---------- Input data ----------

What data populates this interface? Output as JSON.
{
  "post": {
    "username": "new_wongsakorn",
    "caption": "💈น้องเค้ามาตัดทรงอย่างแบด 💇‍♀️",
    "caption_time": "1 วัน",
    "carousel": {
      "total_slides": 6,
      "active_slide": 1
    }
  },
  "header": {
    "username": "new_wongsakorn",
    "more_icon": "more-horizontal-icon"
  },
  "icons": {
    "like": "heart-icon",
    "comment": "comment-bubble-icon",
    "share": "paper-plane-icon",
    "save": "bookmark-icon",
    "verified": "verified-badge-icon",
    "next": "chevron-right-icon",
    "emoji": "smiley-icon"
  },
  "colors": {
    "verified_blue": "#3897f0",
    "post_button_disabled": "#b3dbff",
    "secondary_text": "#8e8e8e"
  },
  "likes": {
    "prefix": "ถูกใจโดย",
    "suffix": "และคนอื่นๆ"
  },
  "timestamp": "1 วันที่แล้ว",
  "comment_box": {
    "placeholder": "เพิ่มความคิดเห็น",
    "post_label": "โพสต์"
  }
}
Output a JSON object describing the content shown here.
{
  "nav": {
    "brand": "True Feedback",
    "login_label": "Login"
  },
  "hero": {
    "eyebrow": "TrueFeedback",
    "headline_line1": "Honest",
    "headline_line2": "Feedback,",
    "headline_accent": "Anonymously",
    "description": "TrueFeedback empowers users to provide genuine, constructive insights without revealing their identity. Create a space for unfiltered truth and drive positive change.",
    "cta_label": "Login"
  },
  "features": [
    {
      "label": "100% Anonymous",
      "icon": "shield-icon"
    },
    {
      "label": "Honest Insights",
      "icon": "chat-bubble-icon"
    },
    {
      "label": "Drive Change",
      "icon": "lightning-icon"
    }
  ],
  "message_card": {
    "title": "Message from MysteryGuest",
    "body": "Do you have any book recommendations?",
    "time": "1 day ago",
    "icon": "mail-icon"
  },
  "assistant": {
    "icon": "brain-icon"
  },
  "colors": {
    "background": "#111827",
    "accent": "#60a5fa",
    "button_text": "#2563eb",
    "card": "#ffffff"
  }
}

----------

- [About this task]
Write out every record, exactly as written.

- [Problem solution]
What data populates this interface? Output as JSON.
{
  "post": {
    "username": "new_wongsakorn",
    "caption": "💈น้องเค้ามาตัดทรงอย่างแบด 💇‍♀️",
    "caption_time": "1 วัน",
    "carousel": {
      "total_slides": 6,
      "active_slide": 1
    }
  },
  "header": {
    "username": "new_wongsakorn",
    "more_icon": "more-horizontal-icon"
  },
  "icons": {
    "like": "heart-icon",
    "comment": "comment-bubble-icon",
    "share": "paper-plane-icon",
    "save": "bookmark-icon",
    "verified": "verified-badge-icon",
    "next": "chevron-right-icon",
    "emoji": "smiley-icon"
  },
  "colors": {
    "verified_blue": "#3897f0",
    "post_button_disabled": "#b3dbff",
    "secondary_text": "#8e8e8e"
  },
  "likes": {
    "prefix": "ถูกใจโดย",
    "suffix": "และคนอื่นๆ"
  },
  "timestamp": "1 วันที่แล้ว",
  "comment_box": {
    "placeholder": "เพิ่มความคิดเห็น",
    "post_label": "โพสต์"
  }
}
Output a JSON object describing the content shown here.
{
  "nav": {
    "brand": "True Feedback",
    "login_label": "Login"
  },
  "hero": {
    "eyebrow": "TrueFeedback",
    "headline_line1": "Honest",
    "headline_line2": "Feedback,",
    "headline_accent": "Anonymously",
    "description": "TrueFeedback empowers users to provide genuine, constructive insights without revealing their identity. Create a space for unfiltered truth and drive positive change.",
    "cta_label": "Login"
  },
  "features": [
    {
      "label": "100% Anonymous",
      "icon": "shield-icon"
    },
    {
      "label": "Honest Insights",
      "icon": "chat-bubble-icon"
    },
    {
      "label": "Drive Change",
      "icon": "lightning-icon"
    }
  ],
  "message_card": {
    "title": "Message from MysteryGuest",
    "body": "Do you have any book recommendations?",
    "time": "1 day ago",
    "icon": "mail-icon"
  },
  "assistant": {
    "icon": "brain-icon"
  },
  "colors": {
    "background": "#111827",
    "accent": "#60a5fa",
    "button_text": "#2563eb",
    "card": "#ffffff"
  }
}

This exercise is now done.